This poem appears in the 2007 anthology Whatever Remembers Us: An Anthology of Alabama Poetry.
Gemma used to be wild,
a river dog culled from a culvert under
highway 49. We sleep in a
farmhouse built on a foundation
of adzed timbers, a house of old
books. When daylight rouses me
from night sweats and I
mutter, "It can’t be morning,"
when Gemma howls with a passing train
and the mail truck honks
as it backs into a cold slot –
then I remember that there are things we have forgotten,
the smell of blood,
white fragment of bone,
forest dew, the silence of the moon,

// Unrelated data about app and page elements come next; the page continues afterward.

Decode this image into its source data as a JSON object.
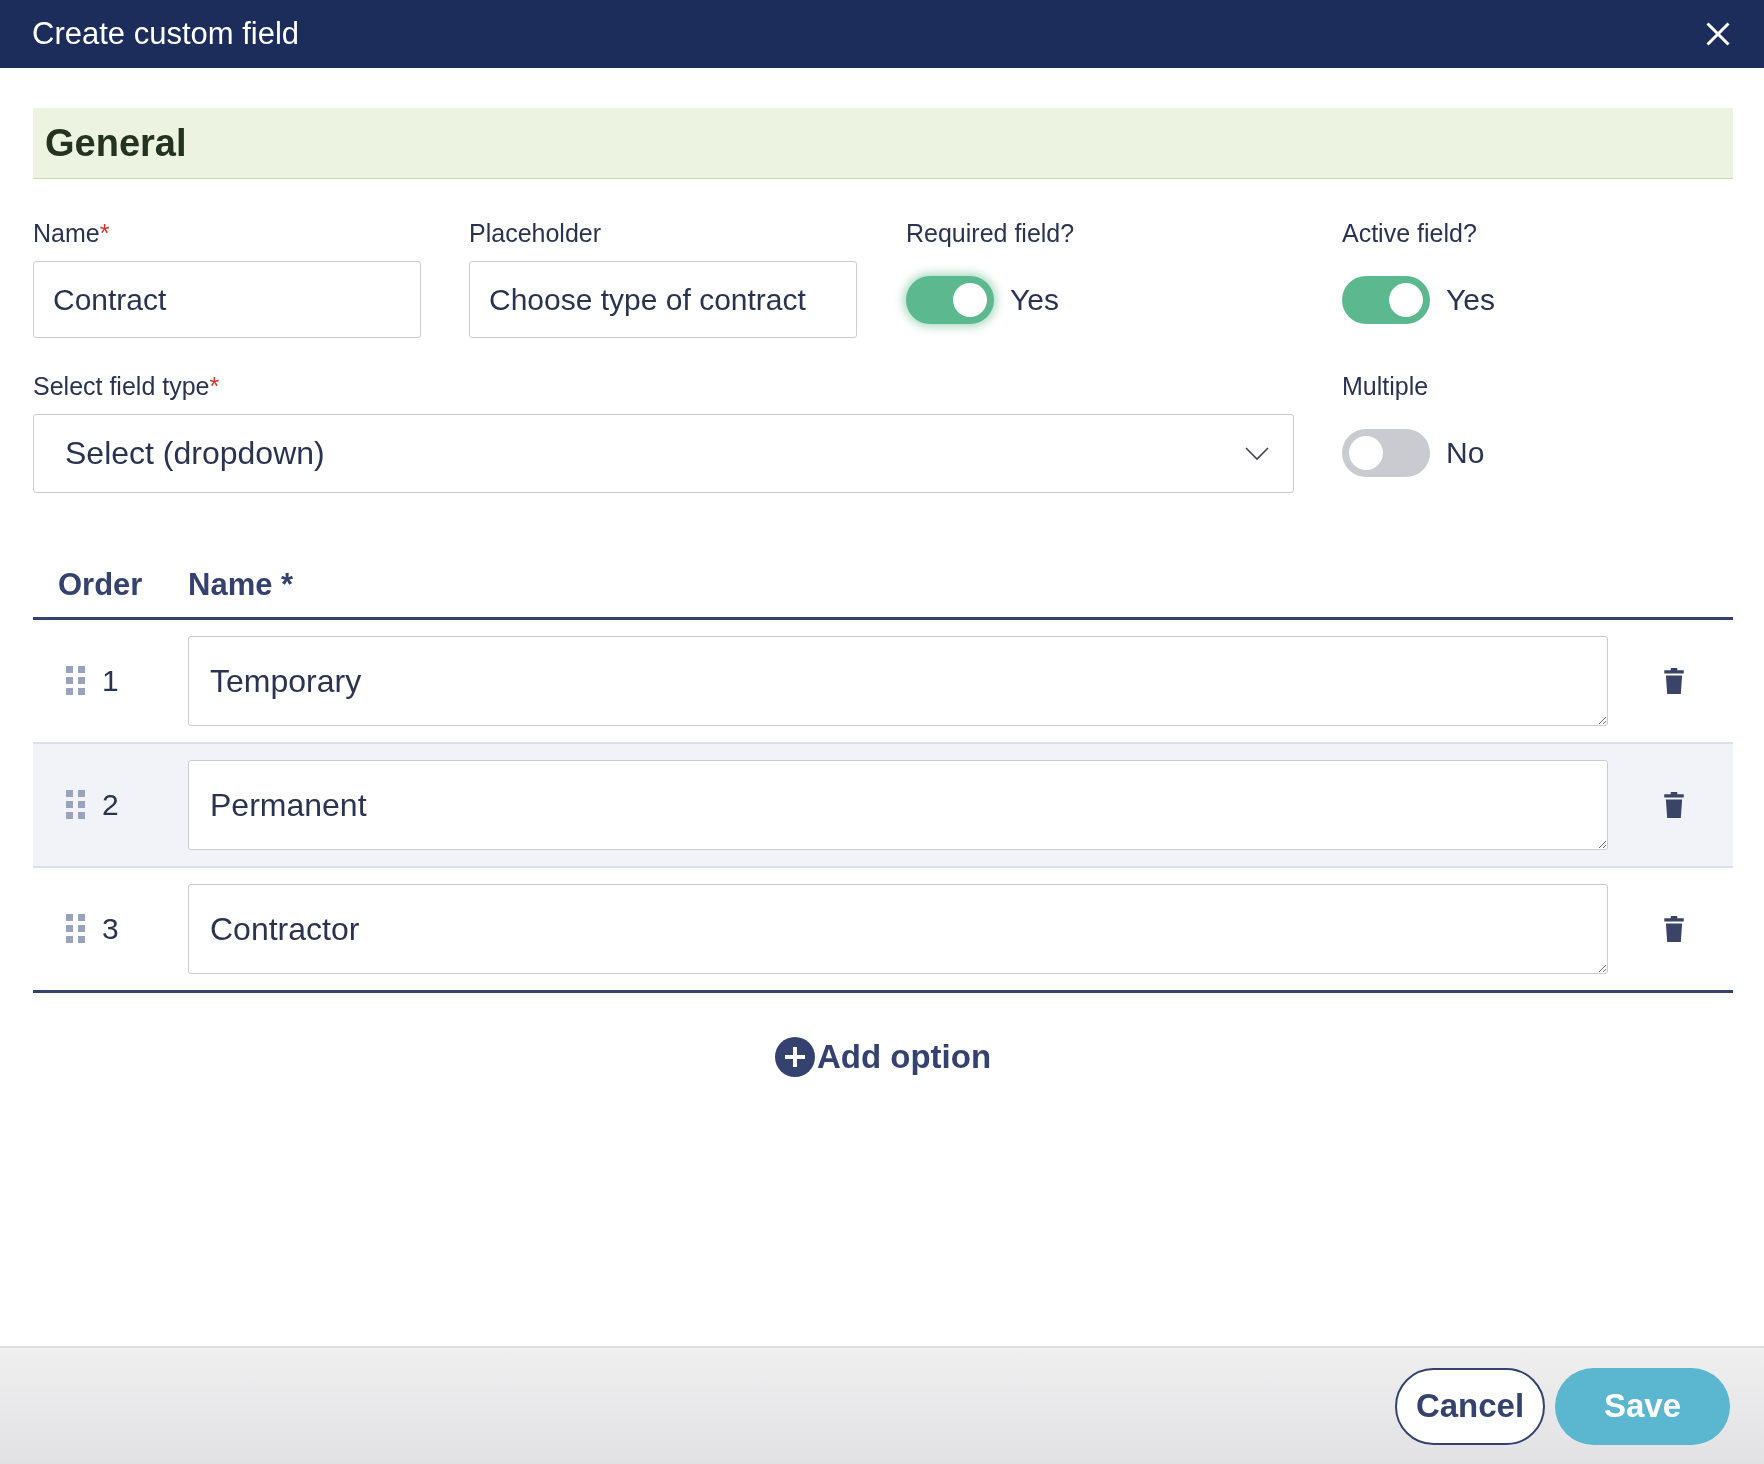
{
  "dialog": {
    "title": "Create custom field"
  },
  "section": {
    "title": "General"
  },
  "top_fields": [
    {
      "kind": "text",
      "label": "Name",
      "required_mark": "*",
      "value": "Contract"
    },
    {
      "kind": "text",
      "label": "Placeholder",
      "value": "Choose type of contract"
    },
    {
      "kind": "toggle",
      "label": "Required field?",
      "on": true,
      "state_text": "Yes"
    },
    {
      "kind": "toggle",
      "label": "Active field?",
      "on": true,
      "state_text": "Yes"
    }
  ],
  "field_type": {
    "label": "Select field type",
    "required_mark": "*",
    "value": "Select (dropdown)"
  },
  "multiple": {
    "label": "Multiple",
    "on": false,
    "state_text": "No"
  },
  "options_table": {
    "columns": [
      "Order",
      "Name *"
    ],
    "rows": [
      {
        "order": "1",
        "value": "Temporary",
        "selected": false
      },
      {
        "order": "2",
        "value": "Permanent",
        "selected": true
      },
      {
        "order": "3",
        "value": "Contractor",
        "selected": false
      }
    ]
  },
  "add_option": {
    "label": "Add option"
  },
  "buttons": [
    {
      "kind": "secondary",
      "label": "Cancel"
    },
    {
      "kind": "primary",
      "label": "Save"
    }
  ]
}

She only hunts in the early morning,
a black cloud drifting over grass,
her kitchen filled with gleaming knives.
She carries her kill to the dining room

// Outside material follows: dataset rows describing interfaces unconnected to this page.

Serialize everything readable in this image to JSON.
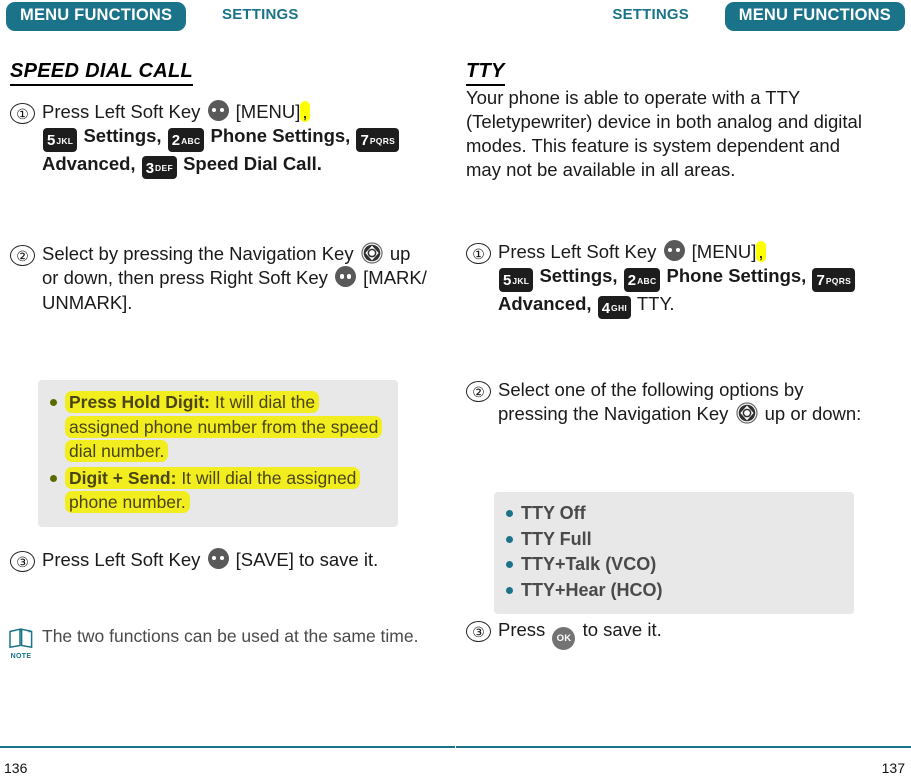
{
  "left_page": {
    "header": {
      "tab": "MENU FUNCTIONS",
      "sub": "SETTINGS"
    },
    "section_title": "SPEED DIAL CALL",
    "steps": [
      {
        "num": "①",
        "text_1": "Press Left Soft Key",
        "soft_key_icon": "soft-key-icon",
        "text_2": "[MENU]",
        "comma_highlight": ",",
        "key_5": {
          "digit": "5",
          "letters": "JKL"
        },
        "label_settings": "Settings,",
        "key_2": {
          "digit": "2",
          "letters": "ABC"
        },
        "label_phone_settings": "Phone Settings,",
        "key_7": {
          "digit": "7",
          "letters": "PQRS"
        },
        "label_advanced": "Advanced,",
        "key_3": {
          "digit": "3",
          "letters": "DEF"
        },
        "label_speed_dial": "Speed Dial Call."
      },
      {
        "num": "②",
        "text_1": "Select by pressing the Navigation Key",
        "nav_key_icon": "navigation-key-icon",
        "text_2": "up or down, then press Right Soft Key",
        "soft_key_icon": "soft-key-icon",
        "text_3": "[MARK/ UNMARK]."
      },
      {
        "num": "③",
        "text_1": "Press Left Soft Key",
        "soft_key_icon": "soft-key-icon",
        "text_2": "[SAVE] to save it."
      }
    ],
    "info_box": {
      "bullets": [
        {
          "bold": "Press Hold Digit:",
          "rest": "It will dial the assigned phone number from the speed dial number."
        },
        {
          "bold": "Digit + Send:",
          "rest": "It will dial the assigned phone number."
        }
      ]
    },
    "note": {
      "icon": "note-book-icon",
      "icon_label": "NOTE",
      "text": "The two functions can be used at the same time."
    },
    "page_number": "136"
  },
  "right_page": {
    "header": {
      "tab": "MENU FUNCTIONS",
      "sub": "SETTINGS"
    },
    "section_title": "TTY",
    "intro": "Your phone is able to operate with a TTY (Teletypewriter) device in both analog and digital modes. This feature is system dependent and may not be available in all areas.",
    "steps": [
      {
        "num": "①",
        "text_1": "Press Left Soft Key",
        "soft_key_icon": "soft-key-icon",
        "text_2": "[MENU]",
        "comma_highlight": ",",
        "key_5": {
          "digit": "5",
          "letters": "JKL"
        },
        "label_settings": "Settings,",
        "key_2": {
          "digit": "2",
          "letters": "ABC"
        },
        "label_phone_settings": "Phone Settings,",
        "key_7": {
          "digit": "7",
          "letters": "PQRS"
        },
        "label_advanced": "Advanced,",
        "key_4": {
          "digit": "4",
          "letters": "GHI"
        },
        "label_tty": "TTY."
      },
      {
        "num": "②",
        "text_1": "Select one of the following options by pressing the Navigation Key",
        "nav_key_icon": "navigation-key-icon",
        "text_2": "up or down:"
      },
      {
        "num": "③",
        "text_1": "Press",
        "ok_key_icon": "ok-key-icon",
        "ok_key_label": "OK",
        "text_2": "to save it."
      }
    ],
    "options_box": {
      "options": [
        "TTY Off",
        "TTY Full",
        "TTY+Talk (VCO)",
        "TTY+Hear (HCO)"
      ]
    },
    "page_number": "137"
  },
  "colors": {
    "brand_teal": "#1a7389",
    "highlight_yellow": "#f2ed1e",
    "key_black": "#1d1d1d",
    "box_gray": "#e8e8e8",
    "bullet_olive": "#5c6b00"
  }
}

where the ceiling fan whirs, my dining
room too, replete with roses and broccoli,
tomatoes and tall glasses of water,
a brocade curtain, a lithograph
by Lebadang, eprouve artiste, a room

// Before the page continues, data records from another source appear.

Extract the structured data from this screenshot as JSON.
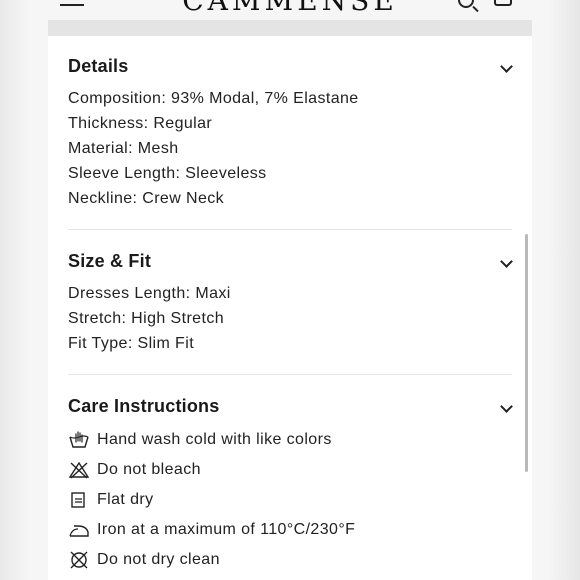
{
  "header": {
    "brand": "CAMMENSE"
  },
  "sections": {
    "details": {
      "title": "Details",
      "lines": [
        "Composition: 93% Modal, 7% Elastane",
        "Thickness: Regular",
        "Material: Mesh",
        "Sleeve Length: Sleeveless",
        "Neckline: Crew Neck"
      ]
    },
    "size_fit": {
      "title": "Size & Fit",
      "lines": [
        "Dresses Length: Maxi",
        "Stretch: High Stretch",
        "Fit Type: Slim Fit"
      ]
    },
    "care": {
      "title": "Care Instructions",
      "items": [
        {
          "icon": "hand-wash-icon",
          "text": "Hand wash cold with like colors"
        },
        {
          "icon": "do-not-bleach-icon",
          "text": "Do not bleach"
        },
        {
          "icon": "flat-dry-icon",
          "text": "Flat dry"
        },
        {
          "icon": "iron-icon",
          "text": "Iron at a maximum of 110°C/230°F"
        },
        {
          "icon": "do-not-dry-clean-icon",
          "text": "Do not dry clean"
        }
      ]
    }
  }
}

where a vegetarian eats side by side
with a river dog, a room with heavy oak chairs
and a blood-stained carpet.
I walk through the pre-dawn
toward the bathroom, barefoot, chilled,
heavy with sleep and rebirth,
dragging a satchel of stony phrases
snagged from a dream of forgetting, forgetting
a crucial word. I see the shape first, dim
in the non-light, a branch towed inside for gnawing,
then small greasy mounds, another twig,
a slim gray toothpick. I pull the light cord
and find an ear, a meaty spine. I sniff,
wait for tears or a churned stomach. Instead
I am engulfed by a river, a river
that swallows gristle and fur,
muscle, heart, bone
Gemma sleeps bloated on the back porch.
I clear her remnants, scrub her woolen plate.
I crouch beside her, stroke her neck.
If we wandered the forest, it would be she